Excerpts from an interface dataset:
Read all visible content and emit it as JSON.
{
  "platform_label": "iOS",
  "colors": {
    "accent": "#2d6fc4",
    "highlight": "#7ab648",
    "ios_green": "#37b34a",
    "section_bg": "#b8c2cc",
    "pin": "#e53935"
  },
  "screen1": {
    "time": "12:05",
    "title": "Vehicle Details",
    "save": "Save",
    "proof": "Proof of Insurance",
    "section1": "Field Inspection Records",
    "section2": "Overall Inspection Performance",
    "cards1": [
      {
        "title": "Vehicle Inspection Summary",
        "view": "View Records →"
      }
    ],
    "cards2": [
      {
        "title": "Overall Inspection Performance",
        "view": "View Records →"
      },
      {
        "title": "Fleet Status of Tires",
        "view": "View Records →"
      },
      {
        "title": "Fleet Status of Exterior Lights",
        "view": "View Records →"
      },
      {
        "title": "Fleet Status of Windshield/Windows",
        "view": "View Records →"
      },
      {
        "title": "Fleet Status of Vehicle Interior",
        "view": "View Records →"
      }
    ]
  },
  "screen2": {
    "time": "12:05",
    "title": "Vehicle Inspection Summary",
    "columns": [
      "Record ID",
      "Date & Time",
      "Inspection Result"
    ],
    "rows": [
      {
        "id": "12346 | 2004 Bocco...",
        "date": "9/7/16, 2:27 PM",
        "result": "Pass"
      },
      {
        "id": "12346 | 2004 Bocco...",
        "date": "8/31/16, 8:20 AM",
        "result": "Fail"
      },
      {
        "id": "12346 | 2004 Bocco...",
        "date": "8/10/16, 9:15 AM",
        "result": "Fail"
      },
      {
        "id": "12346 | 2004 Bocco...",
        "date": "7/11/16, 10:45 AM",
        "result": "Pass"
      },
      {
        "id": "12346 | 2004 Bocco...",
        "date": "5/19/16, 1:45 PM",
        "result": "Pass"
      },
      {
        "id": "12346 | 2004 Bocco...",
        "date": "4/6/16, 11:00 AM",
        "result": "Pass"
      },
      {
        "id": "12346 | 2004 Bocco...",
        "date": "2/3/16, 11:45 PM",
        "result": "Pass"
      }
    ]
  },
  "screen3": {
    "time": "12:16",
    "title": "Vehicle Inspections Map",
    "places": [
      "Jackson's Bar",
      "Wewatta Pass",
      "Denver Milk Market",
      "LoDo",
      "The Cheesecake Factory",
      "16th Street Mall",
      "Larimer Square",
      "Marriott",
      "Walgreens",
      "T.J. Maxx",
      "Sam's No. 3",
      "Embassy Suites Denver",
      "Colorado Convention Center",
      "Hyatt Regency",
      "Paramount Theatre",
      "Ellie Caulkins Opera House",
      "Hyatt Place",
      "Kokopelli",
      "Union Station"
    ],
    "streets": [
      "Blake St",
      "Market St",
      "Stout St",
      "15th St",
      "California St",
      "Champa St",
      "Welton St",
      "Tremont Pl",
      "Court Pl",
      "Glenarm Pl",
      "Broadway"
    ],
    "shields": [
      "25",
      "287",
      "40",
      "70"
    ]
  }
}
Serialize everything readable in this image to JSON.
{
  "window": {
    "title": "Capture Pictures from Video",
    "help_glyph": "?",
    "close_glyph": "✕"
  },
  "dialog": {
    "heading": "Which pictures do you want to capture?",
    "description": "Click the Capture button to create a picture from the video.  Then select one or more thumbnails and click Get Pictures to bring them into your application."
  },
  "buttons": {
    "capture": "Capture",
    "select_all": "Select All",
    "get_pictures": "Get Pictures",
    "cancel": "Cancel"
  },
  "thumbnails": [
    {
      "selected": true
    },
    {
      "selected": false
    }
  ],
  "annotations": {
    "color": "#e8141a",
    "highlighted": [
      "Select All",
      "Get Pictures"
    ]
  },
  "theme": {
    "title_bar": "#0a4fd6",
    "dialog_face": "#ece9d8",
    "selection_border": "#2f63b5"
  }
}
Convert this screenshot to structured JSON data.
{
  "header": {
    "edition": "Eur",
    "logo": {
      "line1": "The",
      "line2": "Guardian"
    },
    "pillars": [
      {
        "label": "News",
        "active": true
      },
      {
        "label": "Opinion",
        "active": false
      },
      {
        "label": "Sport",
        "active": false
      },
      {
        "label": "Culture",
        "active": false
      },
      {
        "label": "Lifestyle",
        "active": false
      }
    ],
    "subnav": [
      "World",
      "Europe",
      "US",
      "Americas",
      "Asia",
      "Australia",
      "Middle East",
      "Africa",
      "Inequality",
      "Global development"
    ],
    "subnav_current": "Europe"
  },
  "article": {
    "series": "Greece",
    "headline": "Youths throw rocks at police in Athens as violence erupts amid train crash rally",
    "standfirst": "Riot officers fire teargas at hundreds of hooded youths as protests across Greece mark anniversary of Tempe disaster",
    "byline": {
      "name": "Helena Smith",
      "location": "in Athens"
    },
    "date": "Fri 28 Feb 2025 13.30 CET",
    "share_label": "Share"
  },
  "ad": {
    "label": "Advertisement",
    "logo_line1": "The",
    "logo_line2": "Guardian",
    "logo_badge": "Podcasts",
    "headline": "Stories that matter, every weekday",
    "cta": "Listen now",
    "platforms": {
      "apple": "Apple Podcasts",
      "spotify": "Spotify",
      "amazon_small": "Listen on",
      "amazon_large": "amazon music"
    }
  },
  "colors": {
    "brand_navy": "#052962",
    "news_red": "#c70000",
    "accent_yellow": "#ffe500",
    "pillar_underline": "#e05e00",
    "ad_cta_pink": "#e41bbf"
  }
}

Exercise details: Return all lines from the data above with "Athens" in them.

Solution for this problem:
    "headline": "Youths throw rocks at police in Athens as violence erupts amid train crash rally",
      "location": "in Athens"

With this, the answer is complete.